One of the more appalling policies the US has clung to over the years has been the unwillingness normalize relations with Cuba. Successive American administrations, both Democrats and Republicans, sanctioned this petulance thanks to combination of factors . First there was guilt over the godawful dictatorships (the ones Castro rebelled agains) which we underwrote --for commercial reasons. Then there was intense political pressure from Batista-supporting middle- and upper-class Cuban refugees in Florida. Finally we were enraged at Castro's middle finger held high in the sky, pointed at the imperialistas to his north.
Man, we hated that guy for taking away our sin city and sunny beaches. So America refused to having anything to do with him, if you ignore the arrangement about Guantanamo and the countless attempts to ice him over the years. You can bet we spend more money than we'd like to admit on intelligence in Cuba, money from our fit-of-pique budget. Castro was just autocratic enough (and economically desperate enough) for us to feel justified in condemning his oppressive regime.
Probably the most annoying thing to the average American is having Cuba declared out of bounds to citizens of this free country. People have resorted to special arrangements, to flying in from Mexico without passport stamps, just to visit the place. All in all, this has been a sad and shameful chapter in American contemporary history.
At 80, Castro has just undergone intestinal surgery. Doesn't sound good. He's signed over power to Raul, his brother. Word on the street is that this has been anticipated for quite some time and the Bush administration has been tripping over its feet in excitement at the possibility of returning Cuba to the status of US economic fiefdom. We are the vultures on the fence, grooming our wing feathers, waiting for Castro to die.
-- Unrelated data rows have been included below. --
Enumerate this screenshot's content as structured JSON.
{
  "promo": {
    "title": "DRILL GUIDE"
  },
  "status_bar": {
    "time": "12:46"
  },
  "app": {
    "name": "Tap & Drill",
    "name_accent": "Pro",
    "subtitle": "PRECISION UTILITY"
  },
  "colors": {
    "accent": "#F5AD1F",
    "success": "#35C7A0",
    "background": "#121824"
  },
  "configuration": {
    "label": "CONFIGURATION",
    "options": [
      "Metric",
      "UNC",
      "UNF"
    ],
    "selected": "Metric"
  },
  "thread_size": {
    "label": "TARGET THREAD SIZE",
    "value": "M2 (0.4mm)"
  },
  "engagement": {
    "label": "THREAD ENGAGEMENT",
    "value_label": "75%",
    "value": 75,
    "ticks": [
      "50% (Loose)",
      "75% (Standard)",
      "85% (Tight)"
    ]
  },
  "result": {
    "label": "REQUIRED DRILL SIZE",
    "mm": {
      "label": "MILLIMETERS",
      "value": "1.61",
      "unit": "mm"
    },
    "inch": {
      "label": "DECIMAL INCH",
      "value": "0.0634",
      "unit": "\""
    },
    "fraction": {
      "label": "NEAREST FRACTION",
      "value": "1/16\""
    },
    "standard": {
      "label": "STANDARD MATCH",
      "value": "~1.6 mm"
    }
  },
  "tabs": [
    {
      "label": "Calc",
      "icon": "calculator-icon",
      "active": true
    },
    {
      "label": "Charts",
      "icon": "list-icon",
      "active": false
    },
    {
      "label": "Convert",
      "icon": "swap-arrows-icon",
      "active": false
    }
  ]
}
We liked the set-up Batista and his predecessors afforded us: the profitable corruption, the corporate and mafia playground. Cosa nuestra.
We can't wait to own Cuba again.